"This is looking promising," Wright said as she cut through the protective padding. "Okay, this egg has a sad face but it looks like a survivor. Not a dent, crack or anything on this egg. Good job, ladies."
At STARBASE, science education is something that you do. It is a U.S. Department of Defense-sponsored program delving into the excitement of science, technology, engineering and math (STEM) with hands-on activities and experiments. Battle Creek is one of 66 STARBASE sites across the U.S. and Puerto Rico.
STARBASE is an educational enrichment program primarily serving fifth-graders. It began in 1989 at Selfridge Air National Guard Base in Michigan to address critical problems facing America's youth, including math and science illiteracy and drug abuse.
In 1991 with a three-year grant from the W. K. Kellogg Foundation, the program provided math and science activities, goal-setting skills, and drug education. U.S. Senator Carl Levin of Michigan and Senator Sam Nunn of Georgia presented STARBASE to Congress for Department of Defense funding, which was approved in 1993.
For five hours one day a week for five weeks, the Page Elementary fifth-graders hit the ground running from one project-based activity to the next. The school pays for the buses to transport their students to the Battle Creek Air National Guard Base.

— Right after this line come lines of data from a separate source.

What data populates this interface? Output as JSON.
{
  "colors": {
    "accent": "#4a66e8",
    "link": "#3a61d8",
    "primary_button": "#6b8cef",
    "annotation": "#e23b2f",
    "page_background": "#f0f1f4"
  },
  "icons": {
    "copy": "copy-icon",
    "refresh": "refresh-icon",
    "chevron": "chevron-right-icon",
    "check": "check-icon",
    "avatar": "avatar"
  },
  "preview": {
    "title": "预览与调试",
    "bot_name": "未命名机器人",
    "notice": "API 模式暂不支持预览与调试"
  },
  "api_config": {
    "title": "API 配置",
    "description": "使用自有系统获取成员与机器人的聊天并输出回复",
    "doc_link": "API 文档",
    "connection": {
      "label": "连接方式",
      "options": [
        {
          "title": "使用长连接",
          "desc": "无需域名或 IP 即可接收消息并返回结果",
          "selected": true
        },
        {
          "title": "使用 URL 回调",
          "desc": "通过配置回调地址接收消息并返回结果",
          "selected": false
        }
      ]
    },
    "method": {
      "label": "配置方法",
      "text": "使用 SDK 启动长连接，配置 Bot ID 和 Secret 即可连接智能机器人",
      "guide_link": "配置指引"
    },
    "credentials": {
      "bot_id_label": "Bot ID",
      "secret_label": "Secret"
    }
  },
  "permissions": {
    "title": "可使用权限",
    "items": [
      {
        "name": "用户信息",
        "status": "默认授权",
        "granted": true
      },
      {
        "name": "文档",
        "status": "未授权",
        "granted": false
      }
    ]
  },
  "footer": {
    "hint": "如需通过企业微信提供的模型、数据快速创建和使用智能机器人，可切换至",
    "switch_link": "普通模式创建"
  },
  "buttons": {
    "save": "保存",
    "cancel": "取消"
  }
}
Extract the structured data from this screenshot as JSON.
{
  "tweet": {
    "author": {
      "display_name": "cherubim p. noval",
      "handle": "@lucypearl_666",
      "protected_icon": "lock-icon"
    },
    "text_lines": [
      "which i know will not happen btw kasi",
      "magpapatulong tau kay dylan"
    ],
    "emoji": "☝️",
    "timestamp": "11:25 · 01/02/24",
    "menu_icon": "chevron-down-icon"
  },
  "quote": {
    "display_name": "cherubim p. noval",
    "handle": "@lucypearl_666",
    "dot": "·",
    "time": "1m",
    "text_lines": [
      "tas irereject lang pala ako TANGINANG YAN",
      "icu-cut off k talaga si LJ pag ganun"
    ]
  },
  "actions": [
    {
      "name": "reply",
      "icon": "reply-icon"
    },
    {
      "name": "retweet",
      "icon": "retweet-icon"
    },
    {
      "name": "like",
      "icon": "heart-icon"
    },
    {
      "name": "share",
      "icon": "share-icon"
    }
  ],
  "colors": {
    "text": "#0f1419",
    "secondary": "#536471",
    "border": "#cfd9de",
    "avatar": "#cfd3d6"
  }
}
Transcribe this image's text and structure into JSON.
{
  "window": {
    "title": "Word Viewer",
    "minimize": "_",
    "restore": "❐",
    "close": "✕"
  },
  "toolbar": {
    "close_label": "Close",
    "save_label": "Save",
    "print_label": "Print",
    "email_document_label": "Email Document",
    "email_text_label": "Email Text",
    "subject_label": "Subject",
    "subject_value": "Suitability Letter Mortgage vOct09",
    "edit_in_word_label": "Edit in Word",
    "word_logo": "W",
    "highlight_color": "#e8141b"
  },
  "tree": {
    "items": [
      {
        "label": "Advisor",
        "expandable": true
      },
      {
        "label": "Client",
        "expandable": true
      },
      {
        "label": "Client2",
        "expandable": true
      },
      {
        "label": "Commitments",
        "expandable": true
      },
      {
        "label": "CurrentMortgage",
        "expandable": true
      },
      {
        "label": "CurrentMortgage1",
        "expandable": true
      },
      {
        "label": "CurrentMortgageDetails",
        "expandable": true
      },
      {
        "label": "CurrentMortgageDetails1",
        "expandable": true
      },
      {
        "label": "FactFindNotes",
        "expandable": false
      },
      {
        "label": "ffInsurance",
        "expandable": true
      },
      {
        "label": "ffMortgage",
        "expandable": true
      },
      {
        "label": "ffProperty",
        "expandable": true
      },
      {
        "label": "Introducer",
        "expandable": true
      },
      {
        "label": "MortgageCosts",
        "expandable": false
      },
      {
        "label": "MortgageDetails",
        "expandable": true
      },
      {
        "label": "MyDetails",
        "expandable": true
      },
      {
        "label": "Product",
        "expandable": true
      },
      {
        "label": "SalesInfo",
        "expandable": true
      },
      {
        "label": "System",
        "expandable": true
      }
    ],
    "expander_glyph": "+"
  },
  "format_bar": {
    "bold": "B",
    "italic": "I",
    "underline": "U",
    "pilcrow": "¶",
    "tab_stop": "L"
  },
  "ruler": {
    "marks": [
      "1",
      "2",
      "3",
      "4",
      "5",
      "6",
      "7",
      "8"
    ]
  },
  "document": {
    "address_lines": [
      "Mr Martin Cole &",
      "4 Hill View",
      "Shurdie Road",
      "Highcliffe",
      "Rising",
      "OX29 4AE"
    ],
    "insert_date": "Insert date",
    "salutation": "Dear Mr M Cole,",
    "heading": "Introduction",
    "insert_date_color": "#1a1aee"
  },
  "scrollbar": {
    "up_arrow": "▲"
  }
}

There, they perform STEM projects and experiments in aviation and space-related fields, their experiences reinforced in classroom lessons back home. The current session wraps up Feb. 8, and the next one runs March 19 to April 24.
Two classrooms of nearly 60 students recently rotated through a 3-D computer-aided design assignment to Newton's laws of motion, engineering design and physics, concluding with a visit to the fire station on the base at W.K. Kellogg Airport.
Touchdown, Launch and Landing
Back at the egg shuttle, instructor Wright called the boys of Team Bravo -- Ethan Teachout, Spencer Ybema and Connor Dombkowski -- to the flight deck, ready to launch the next fragile cargo. But the shuttle struggled to catapult down the zipline as its padding exerted friction, stopping the aircraft in its tracks. Once the boys got the shuttle moving along, though, it exploded the egg upon landing.
After Case Shellenbarger's team also crashed and cracked up, Case wanted a second try. "If we could do this again, then we could cushion it differently," Case said.
Bruce Medaugh's A-OK with that failure to launch, as failure is a wonderful way to teach STEM, he says. Medaugh and fellow STARBASE instructor Darrick Gregory ask more of the students: more focus, more achievement, more creativity, more doing. Even snack time is called "brain break." Students practice reciting the international phonetic alphabet from Alpha to Zulu, or explore the three properties of air.
"We're basically doing one thing: We're teaching the kids how to apply knowledge," said Gregory. Also a Cooper Township Fire Department firefighter, he demonstrated the science of fire dynamics, using technology to measure and record data, math to analyze it and engineering for firefighting.
Teachers Curt Wissink and Josh Reynolds find that STARBASE's fast-paced, ambitious curriculum keeps the students focused and engaged with nary a dull moment.
"Sparking curiosity is the best way to teach STEM," Reynolds said. "I had a couple of students that I was worried about but they're doing just fine here."
On this particular day, at least one fifth-grader relished turning a theory into reality. Said Bradley Moerman, "This is so cool."
STARBASE Battle Creek